> Task goal
Output only the line that contains "Output a JSON" and the lines after it, all verbatim, through the last one below.

[Collected data]
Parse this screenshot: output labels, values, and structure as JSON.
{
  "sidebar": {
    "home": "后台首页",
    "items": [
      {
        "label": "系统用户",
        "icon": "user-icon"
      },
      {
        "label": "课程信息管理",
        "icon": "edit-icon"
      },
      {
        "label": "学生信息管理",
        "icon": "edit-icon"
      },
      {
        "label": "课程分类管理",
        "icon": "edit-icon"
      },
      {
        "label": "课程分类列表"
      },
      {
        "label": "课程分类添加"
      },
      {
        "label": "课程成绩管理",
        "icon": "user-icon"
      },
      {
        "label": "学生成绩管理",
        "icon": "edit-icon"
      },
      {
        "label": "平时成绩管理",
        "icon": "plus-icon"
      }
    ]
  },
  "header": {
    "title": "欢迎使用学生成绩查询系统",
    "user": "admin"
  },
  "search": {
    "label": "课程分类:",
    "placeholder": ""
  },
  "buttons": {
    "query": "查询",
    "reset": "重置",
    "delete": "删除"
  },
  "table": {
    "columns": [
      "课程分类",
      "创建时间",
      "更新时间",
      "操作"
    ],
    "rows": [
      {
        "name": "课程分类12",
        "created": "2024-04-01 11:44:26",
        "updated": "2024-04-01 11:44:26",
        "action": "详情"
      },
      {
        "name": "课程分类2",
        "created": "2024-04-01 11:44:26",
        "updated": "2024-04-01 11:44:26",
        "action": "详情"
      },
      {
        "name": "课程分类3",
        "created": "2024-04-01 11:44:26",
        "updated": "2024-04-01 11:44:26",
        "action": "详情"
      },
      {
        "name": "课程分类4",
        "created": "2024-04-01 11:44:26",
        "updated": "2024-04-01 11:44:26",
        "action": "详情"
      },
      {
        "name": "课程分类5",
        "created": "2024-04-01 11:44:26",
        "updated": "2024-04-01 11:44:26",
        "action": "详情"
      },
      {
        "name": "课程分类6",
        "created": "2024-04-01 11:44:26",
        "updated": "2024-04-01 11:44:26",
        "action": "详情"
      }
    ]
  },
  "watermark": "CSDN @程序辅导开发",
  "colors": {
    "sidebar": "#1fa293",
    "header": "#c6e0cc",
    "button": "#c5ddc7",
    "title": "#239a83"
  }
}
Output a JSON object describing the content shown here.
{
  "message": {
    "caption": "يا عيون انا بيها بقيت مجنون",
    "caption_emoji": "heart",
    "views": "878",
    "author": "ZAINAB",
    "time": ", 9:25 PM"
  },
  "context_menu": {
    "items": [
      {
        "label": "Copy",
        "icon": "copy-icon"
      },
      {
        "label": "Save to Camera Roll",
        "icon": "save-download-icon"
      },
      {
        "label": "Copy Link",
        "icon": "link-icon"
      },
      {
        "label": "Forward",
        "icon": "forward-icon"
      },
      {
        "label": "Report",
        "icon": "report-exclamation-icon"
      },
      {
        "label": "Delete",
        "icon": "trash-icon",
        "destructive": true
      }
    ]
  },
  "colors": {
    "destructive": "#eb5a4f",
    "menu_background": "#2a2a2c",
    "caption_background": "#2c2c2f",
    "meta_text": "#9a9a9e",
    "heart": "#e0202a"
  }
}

> Exercise response
Output a JSON object describing the content shown here.
{
  "message": {
    "caption": "يا عيون انا بيها بقيت مجنون",
    "caption_emoji": "heart",
    "views": "878",
    "author": "ZAINAB",
    "time": ", 9:25 PM"
  },
  "context_menu": {
    "items": [
      {
        "label": "Copy",
        "icon": "copy-icon"
      },
      {
        "label": "Save to Camera Roll",
        "icon": "save-download-icon"
      },
      {
        "label": "Copy Link",
        "icon": "link-icon"
      },
      {
        "label": "Forward",
        "icon": "forward-icon"
      },
      {
        "label": "Report",
        "icon": "report-exclamation-icon"
      },
      {
        "label": "Delete",
        "icon": "trash-icon",
        "destructive": true
      }
    ]
  },
  "colors": {
    "destructive": "#eb5a4f",
    "menu_background": "#2a2a2c",
    "caption_background": "#2c2c2f",
    "meta_text": "#9a9a9e",
    "heart": "#e0202a"
  }
}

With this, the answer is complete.